Intercepts are evaluated top down. If you write this /** before /getIntelFeed/** then all service would go through /** and security would be applied on all services. In such case /getIntelFeed/** would be ineffective.

share|improve this answer
    
I added the access="IS_AUTHENTICATED_ANONYMOUSLY for my intercept-url pattern entry. However, I got a 401 error when trying to access the pattern url. Why would that be? Note that I followed your "intercepts are evaluated top down" caution. –  Kevin Meredith Apr 19 '13 at 16:58
    
Please review the link in post for details. If you are facing issues even after following link then please share your code. –  Muhammad Haris Altaf Apr 29 '13 at 15:03
    
thanks works for me :) –  Godekere Feb 9 at 9:44
    
The link in this answer is dead :/ –  rvaldron Feb 17 at 21:54
    
The link has been updated, thanks for informing :) –  Muhammad Haris Altaf Mar 18 at 17:32

To be able to use expressions such as [permitAll] you have to add a a WebExpressionVoter to your AccessDecisionManager

share|improve this answer
6  
Specifying use-expressions in the http tag does this for you. –  Jason May 1 '12 at 14:58

You don't specify the rest of your configuration, and since it looks like you have explicit bean configuration, it's hard for us to guess exactly how you have things configured. I'll say that some combination of the above answers is correct.

  1. If you are using Spr Sec 3, Gopi's answer is correct if you want to enable SpEL expressions (and have the corresponding beans which can evaluate them also configured). This can be hard if you are not using the http namespace.
  2. If you have an appropriate filter configured for setting up a SecurityContext for unauthenticated (anonymous) users, then setting role="IS_AUTHENTICATED_ANONYMOUSLY,IS_AUTHENTICATED_FULLY,IS_AUTHENTICATED_REMEMBERED" or some combination thereof should work.
  3. If all else fails, as several folks have suggested, filters="none" will do what you want, but take care that you really don't need anything to do with Spring Security in the code underlying the pages you are rendering, otherwise you may find yourself scratching your head later on.

Good luck!

share|improve this answer

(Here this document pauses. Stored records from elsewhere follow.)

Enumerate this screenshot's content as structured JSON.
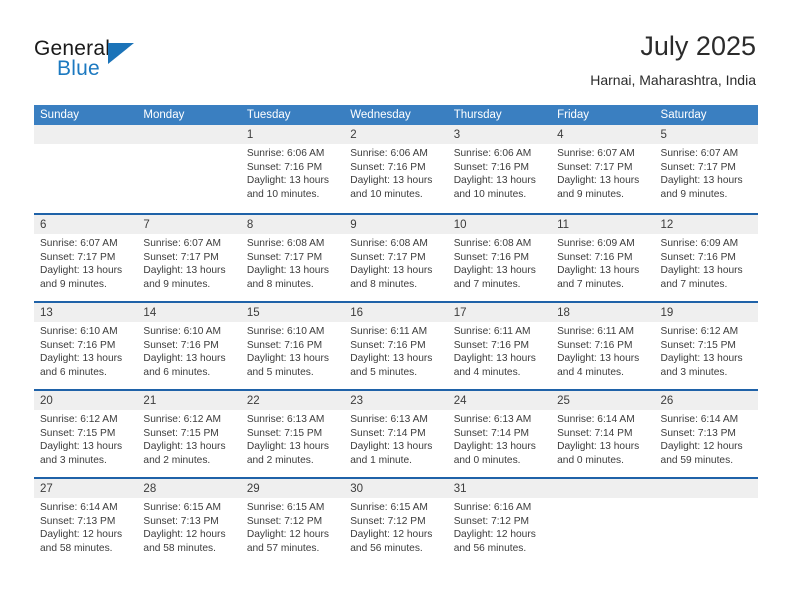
{
  "brand": {
    "name_part1": "General",
    "name_part2": "Blue"
  },
  "header": {
    "title": "July 2025",
    "subtitle": "Harnai, Maharashtra, India"
  },
  "colors": {
    "header_blue": "#3a7fc1",
    "row_separator_blue": "#1f62a8",
    "day_band_gray": "#efefef",
    "logo_blue": "#1c79c0",
    "text": "#3c3c3c"
  },
  "weekdays": [
    "Sunday",
    "Monday",
    "Tuesday",
    "Wednesday",
    "Thursday",
    "Friday",
    "Saturday"
  ],
  "weeks": [
    [
      {
        "day": "",
        "sunrise": "",
        "sunset": "",
        "daylight_line1": "",
        "daylight_line2": "",
        "empty": true
      },
      {
        "day": "",
        "sunrise": "",
        "sunset": "",
        "daylight_line1": "",
        "daylight_line2": "",
        "empty": true
      },
      {
        "day": "1",
        "sunrise": "Sunrise: 6:06 AM",
        "sunset": "Sunset: 7:16 PM",
        "daylight_line1": "Daylight: 13 hours",
        "daylight_line2": "and 10 minutes."
      },
      {
        "day": "2",
        "sunrise": "Sunrise: 6:06 AM",
        "sunset": "Sunset: 7:16 PM",
        "daylight_line1": "Daylight: 13 hours",
        "daylight_line2": "and 10 minutes."
      },
      {
        "day": "3",
        "sunrise": "Sunrise: 6:06 AM",
        "sunset": "Sunset: 7:16 PM",
        "daylight_line1": "Daylight: 13 hours",
        "daylight_line2": "and 10 minutes."
      },
      {
        "day": "4",
        "sunrise": "Sunrise: 6:07 AM",
        "sunset": "Sunset: 7:17 PM",
        "daylight_line1": "Daylight: 13 hours",
        "daylight_line2": "and 9 minutes."
      },
      {
        "day": "5",
        "sunrise": "Sunrise: 6:07 AM",
        "sunset": "Sunset: 7:17 PM",
        "daylight_line1": "Daylight: 13 hours",
        "daylight_line2": "and 9 minutes."
      }
    ],
    [
      {
        "day": "6",
        "sunrise": "Sunrise: 6:07 AM",
        "sunset": "Sunset: 7:17 PM",
        "daylight_line1": "Daylight: 13 hours",
        "daylight_line2": "and 9 minutes."
      },
      {
        "day": "7",
        "sunrise": "Sunrise: 6:07 AM",
        "sunset": "Sunset: 7:17 PM",
        "daylight_line1": "Daylight: 13 hours",
        "daylight_line2": "and 9 minutes."
      },
      {
        "day": "8",
        "sunrise": "Sunrise: 6:08 AM",
        "sunset": "Sunset: 7:17 PM",
        "daylight_line1": "Daylight: 13 hours",
        "daylight_line2": "and 8 minutes."
      },
      {
        "day": "9",
        "sunrise": "Sunrise: 6:08 AM",
        "sunset": "Sunset: 7:17 PM",
        "daylight_line1": "Daylight: 13 hours",
        "daylight_line2": "and 8 minutes."
      },
      {
        "day": "10",
        "sunrise": "Sunrise: 6:08 AM",
        "sunset": "Sunset: 7:16 PM",
        "daylight_line1": "Daylight: 13 hours",
        "daylight_line2": "and 7 minutes."
      },
      {
        "day": "11",
        "sunrise": "Sunrise: 6:09 AM",
        "sunset": "Sunset: 7:16 PM",
        "daylight_line1": "Daylight: 13 hours",
        "daylight_line2": "and 7 minutes."
      },
      {
        "day": "12",
        "sunrise": "Sunrise: 6:09 AM",
        "sunset": "Sunset: 7:16 PM",
        "daylight_line1": "Daylight: 13 hours",
        "daylight_line2": "and 7 minutes."
      }
    ],
    [
      {
        "day": "13",
        "sunrise": "Sunrise: 6:10 AM",
        "sunset": "Sunset: 7:16 PM",
        "daylight_line1": "Daylight: 13 hours",
        "daylight_line2": "and 6 minutes."
      },
      {
        "day": "14",
        "sunrise": "Sunrise: 6:10 AM",
        "sunset": "Sunset: 7:16 PM",
        "daylight_line1": "Daylight: 13 hours",
        "daylight_line2": "and 6 minutes."
      },
      {
        "day": "15",
        "sunrise": "Sunrise: 6:10 AM",
        "sunset": "Sunset: 7:16 PM",
        "daylight_line1": "Daylight: 13 hours",
        "daylight_line2": "and 5 minutes."
      },
      {
        "day": "16",
        "sunrise": "Sunrise: 6:11 AM",
        "sunset": "Sunset: 7:16 PM",
        "daylight_line1": "Daylight: 13 hours",
        "daylight_line2": "and 5 minutes."
      },
      {
        "day": "17",
        "sunrise": "Sunrise: 6:11 AM",
        "sunset": "Sunset: 7:16 PM",
        "daylight_line1": "Daylight: 13 hours",
        "daylight_line2": "and 4 minutes."
      },
      {
        "day": "18",
        "sunrise": "Sunrise: 6:11 AM",
        "sunset": "Sunset: 7:16 PM",
        "daylight_line1": "Daylight: 13 hours",
        "daylight_line2": "and 4 minutes."
      },
      {
        "day": "19",
        "sunrise": "Sunrise: 6:12 AM",
        "sunset": "Sunset: 7:15 PM",
        "daylight_line1": "Daylight: 13 hours",
        "daylight_line2": "and 3 minutes."
      }
    ],
    [
      {
        "day": "20",
        "sunrise": "Sunrise: 6:12 AM",
        "sunset": "Sunset: 7:15 PM",
        "daylight_line1": "Daylight: 13 hours",
        "daylight_line2": "and 3 minutes."
      },
      {
        "day": "21",
        "sunrise": "Sunrise: 6:12 AM",
        "sunset": "Sunset: 7:15 PM",
        "daylight_line1": "Daylight: 13 hours",
        "daylight_line2": "and 2 minutes."
      },
      {
        "day": "22",
        "sunrise": "Sunrise: 6:13 AM",
        "sunset": "Sunset: 7:15 PM",
        "daylight_line1": "Daylight: 13 hours",
        "daylight_line2": "and 2 minutes."
      },
      {
        "day": "23",
        "sunrise": "Sunrise: 6:13 AM",
        "sunset": "Sunset: 7:14 PM",
        "daylight_line1": "Daylight: 13 hours",
        "daylight_line2": "and 1 minute."
      },
      {
        "day": "24",
        "sunrise": "Sunrise: 6:13 AM",
        "sunset": "Sunset: 7:14 PM",
        "daylight_line1": "Daylight: 13 hours",
        "daylight_line2": "and 0 minutes."
      },
      {
        "day": "25",
        "sunrise": "Sunrise: 6:14 AM",
        "sunset": "Sunset: 7:14 PM",
        "daylight_line1": "Daylight: 13 hours",
        "daylight_line2": "and 0 minutes."
      },
      {
        "day": "26",
        "sunrise": "Sunrise: 6:14 AM",
        "sunset": "Sunset: 7:13 PM",
        "daylight_line1": "Daylight: 12 hours",
        "daylight_line2": "and 59 minutes."
      }
    ],
    [
      {
        "day": "27",
        "sunrise": "Sunrise: 6:14 AM",
        "sunset": "Sunset: 7:13 PM",
        "daylight_line1": "Daylight: 12 hours",
        "daylight_line2": "and 58 minutes."
      },
      {
        "day": "28",
        "sunrise": "Sunrise: 6:15 AM",
        "sunset": "Sunset: 7:13 PM",
        "daylight_line1": "Daylight: 12 hours",
        "daylight_line2": "and 58 minutes."
      },
      {
        "day": "29",
        "sunrise": "Sunrise: 6:15 AM",
        "sunset": "Sunset: 7:12 PM",
        "daylight_line1": "Daylight: 12 hours",
        "daylight_line2": "and 57 minutes."
      },
      {
        "day": "30",
        "sunrise": "Sunrise: 6:15 AM",
        "sunset": "Sunset: 7:12 PM",
        "daylight_line1": "Daylight: 12 hours",
        "daylight_line2": "and 56 minutes."
      },
      {
        "day": "31",
        "sunrise": "Sunrise: 6:16 AM",
        "sunset": "Sunset: 7:12 PM",
        "daylight_line1": "Daylight: 12 hours",
        "daylight_line2": "and 56 minutes."
      },
      {
        "day": "",
        "sunrise": "",
        "sunset": "",
        "daylight_line1": "",
        "daylight_line2": "",
        "empty": true
      },
      {
        "day": "",
        "sunrise": "",
        "sunset": "",
        "daylight_line1": "",
        "daylight_line2": "",
        "empty": true
      }
    ]
  ]
}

Your Answer

 
discard

By posting your answer, you agree to the privacy policy and terms of service.

Not the answer you're looking for? Browse other questions tagged or ask your own question.